The word 'dynasty' is also used to refer not to a succession of rulers from the same family but to any series of powerful leaders or influential figures who come from the same family, e.g., business tycoons, powerful industrialists, or influential figures in politics. Examples are the Krupp dynasty, the German family of steel and armaments manufacturers which included Alfred Krupp (1812-1887), his son Friedrich Alfred Krupp (1854-1902), and Friedrich Alfred's son-in-law Gustav Krupp von Bohlen und Halbach (1870-1950); and the Kennedy dynasty, the family of Joseph Patrick Kennedy Sr. (1888-1969), which has been prominent in American political life and has included the brothers John Fitzgerald Kennedy (1917-1963, U.S. President 1960-1963) ('JFK'), Robert Francis ('Bobby') Kennedy (1925-1968), and Edward Moore ('Teddy') Kennedy (1932-). A dynasty of this kind may not be referred to as a 'House'.

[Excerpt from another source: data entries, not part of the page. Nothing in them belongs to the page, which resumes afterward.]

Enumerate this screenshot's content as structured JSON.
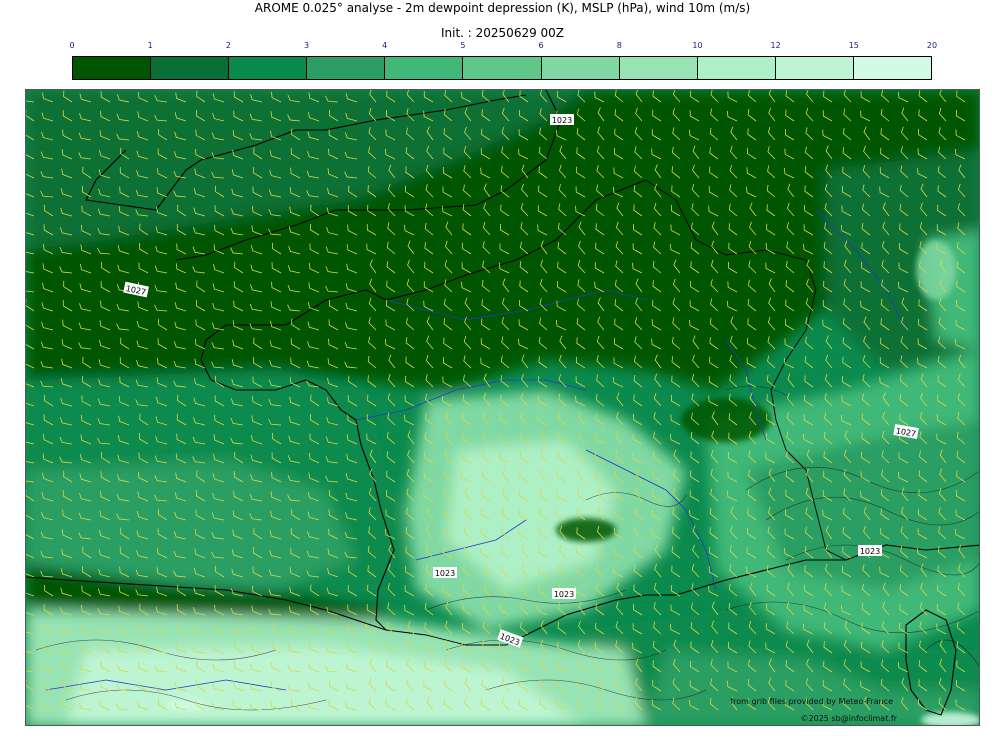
{
  "title": "AROME 0.025° analyse - 2m dewpoint depression (K), MSLP (hPa), wind 10m (m/s)",
  "subtitle": "Init. : 20250629 00Z",
  "colorbar": {
    "ticks": [
      "0",
      "1",
      "2",
      "3",
      "4",
      "5",
      "6",
      "8",
      "10",
      "12",
      "15",
      "20"
    ],
    "colors": [
      "#005600",
      "#0a6f35",
      "#0b8a4e",
      "#2b9e63",
      "#41b878",
      "#5fc789",
      "#80d8a2",
      "#98e3b3",
      "#aef0c5",
      "#bdf5d2",
      "#d3fbe3"
    ]
  },
  "map": {
    "isobar_labels": [
      "1023",
      "1027",
      "1027",
      "1023",
      "1023",
      "1023",
      "1023"
    ],
    "barb_color": "#d8d84a",
    "coast_color": "#000000",
    "river_color": "#1e3cc8"
  },
  "credits": {
    "line1": "from grib files provided by Meteo-France",
    "line2": "©2025 sb@infoclimat.fr"
  }
}
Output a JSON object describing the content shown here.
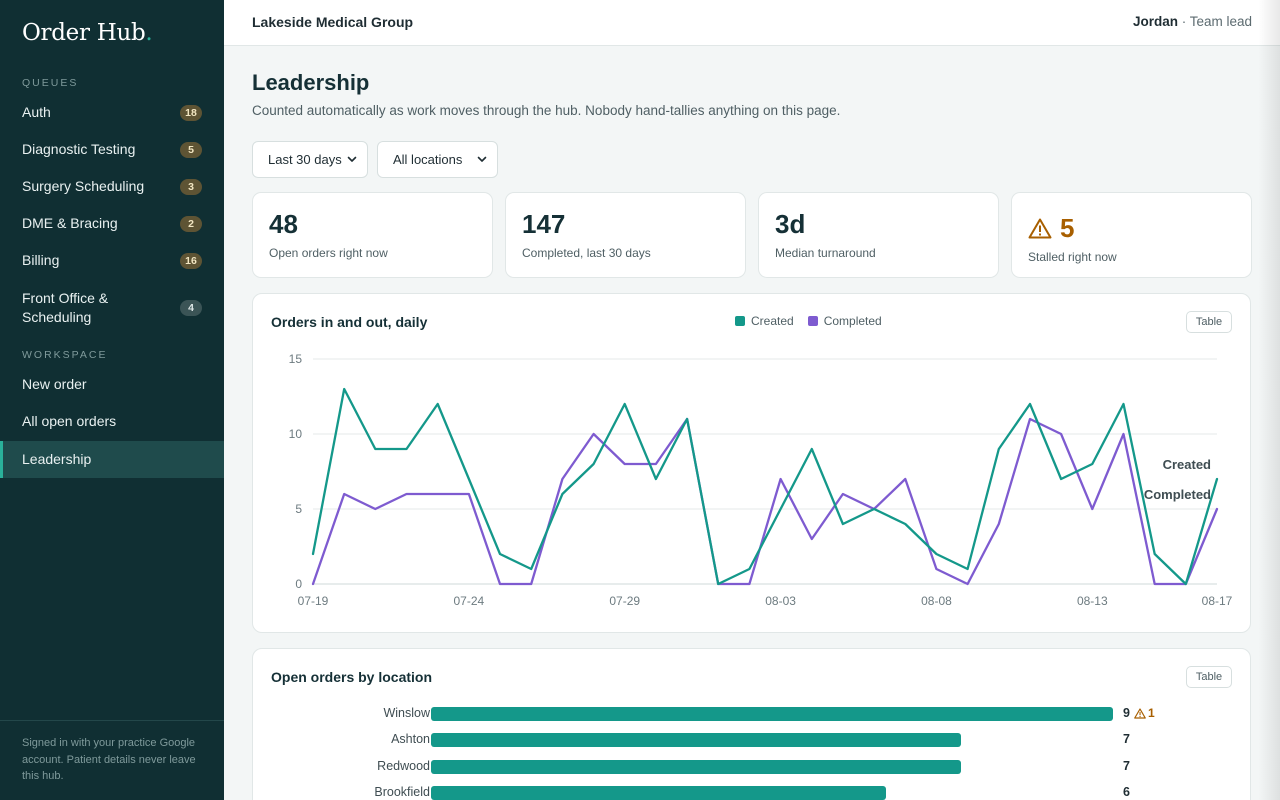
{
  "brand": {
    "name": "Order Hub",
    "dot": "."
  },
  "sidebar": {
    "queues_label": "QUEUES",
    "queues": [
      {
        "label": "Auth",
        "count": "18"
      },
      {
        "label": "Diagnostic Testing",
        "count": "5"
      },
      {
        "label": "Surgery Scheduling",
        "count": "3"
      },
      {
        "label": "DME & Bracing",
        "count": "2"
      },
      {
        "label": "Billing",
        "count": "16"
      },
      {
        "label": "Front Office & Scheduling",
        "count": "4"
      }
    ],
    "workspace_label": "WORKSPACE",
    "workspace": [
      {
        "label": "New order"
      },
      {
        "label": "All open orders"
      },
      {
        "label": "Leadership",
        "active": true
      }
    ],
    "footer": "Signed in with your practice Google account. Patient details never leave this hub."
  },
  "topbar": {
    "org": "Lakeside Medical Group",
    "user_name": "Jordan",
    "user_role": " · Team lead"
  },
  "page": {
    "title": "Leadership",
    "description": "Counted automatically as work moves through the hub. Nobody hand-tallies anything on this page."
  },
  "filters": {
    "range": "Last 30 days",
    "location": "All locations"
  },
  "kpis": [
    {
      "value": "48",
      "label": "Open orders right now"
    },
    {
      "value": "147",
      "label": "Completed, last 30 days"
    },
    {
      "value": "3d",
      "label": "Median turnaround"
    },
    {
      "value": "5",
      "label": "Stalled right now",
      "icon": "warning-icon"
    }
  ],
  "line_card": {
    "title": "Orders in and out, daily",
    "table_label": "Table",
    "end_labels": [
      "Created",
      "Completed"
    ]
  },
  "bar_card": {
    "title": "Open orders by location",
    "table_label": "Table"
  },
  "colors": {
    "created": "#14988a",
    "completed": "#7e5bd0",
    "bar": "#14988a",
    "warning": "#a85f00",
    "sidebar": "#102f33"
  },
  "chart_data": [
    {
      "type": "line",
      "title": "Orders in and out, daily",
      "x": [
        "07-19",
        "07-20",
        "07-21",
        "07-22",
        "07-23",
        "07-24",
        "07-25",
        "07-26",
        "07-27",
        "07-28",
        "07-29",
        "07-30",
        "07-31",
        "08-01",
        "08-02",
        "08-03",
        "08-04",
        "08-05",
        "08-06",
        "08-07",
        "08-08",
        "08-09",
        "08-10",
        "08-11",
        "08-12",
        "08-13",
        "08-14",
        "08-15",
        "08-16",
        "08-17"
      ],
      "x_ticks": [
        "07-19",
        "07-24",
        "07-29",
        "08-03",
        "08-08",
        "08-13",
        "08-17"
      ],
      "ylim": [
        0,
        15
      ],
      "y_ticks": [
        0,
        5,
        10,
        15
      ],
      "grid": true,
      "legend": "top-center",
      "series": [
        {
          "name": "Created",
          "values": [
            2,
            13,
            9,
            9,
            12,
            7,
            2,
            1,
            6,
            8,
            12,
            7,
            11,
            0,
            1,
            5,
            9,
            4,
            5,
            4,
            2,
            1,
            9,
            12,
            7,
            8,
            12,
            2,
            0,
            7
          ]
        },
        {
          "name": "Completed",
          "values": [
            0,
            6,
            5,
            6,
            6,
            6,
            0,
            0,
            7,
            10,
            8,
            8,
            11,
            0,
            0,
            7,
            3,
            6,
            5,
            7,
            1,
            0,
            4,
            11,
            10,
            5,
            10,
            0,
            0,
            5
          ]
        }
      ]
    },
    {
      "type": "bar",
      "title": "Open orders by location",
      "categories": [
        "Winslow",
        "Ashton",
        "Redwood",
        "Brookfield"
      ],
      "values": [
        9,
        7,
        7,
        6
      ],
      "stalled": [
        1,
        0,
        0,
        0
      ],
      "max": 9
    }
  ]
}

The word 'dynasty' comes, through Late Latin, from the Greek δυναστεία (dunasteia), which means 'power or domination', and comes from the verb δύναμαι, dunamai, I am able, am strong enough (to do). The participial phrase οἱ δυνάμενοι, hoi dunamenoi, 'those who are able or strong', was regularly used to refer to the men of power, rank, and influence in a state. The word δυναστεία (dunasteia) was also sometimes used to characterise a particular type of political constitution, i.e., rule by a narrow oligarchy, by contrast with a more democratic constitution (ἰσονομία, isonomia) - see, e.g., Thucydides, History of the Peloponnesian War, 4, 78).

A member of a dynasty is a dynast - pronounced with the stress on the first syllable, which has a short '-i-' (/ˈdɪn ə (or æ)st/). The adjective from 'dynasty' is 'dynastic' - pronounced with the stress on the second syllable (/dɪn ˈæst ɪk/).

'Dynasty' is also the title of an American television soap opera which ran for eight years in the 1980s and centred around the fortunes of the Carringtons, a wealthy oil family who lived in Denver, Colorado.
The Dynasts is an 'epic drama' in verse by Thomas Hardy (1840-1928) about the Napoleonic wars, "in three parts, nineteen acts and one hundred and thirty scenes". The three parts were published in 1904, 1906 and 1908. Hardy regarded it as his masterpiece, but there have been few who have agreed. Its huge scale may make it more suitable for radio than the theatre. In 1914-15, Harley Granville-Barker put on a successful three-hour production of some 30 scenes of The Dynasts, at the Kingsway Theatre, London, and it has been broadcast on BBC radio.

You may also care to see AWE's account of Roman Imperial Dynasties.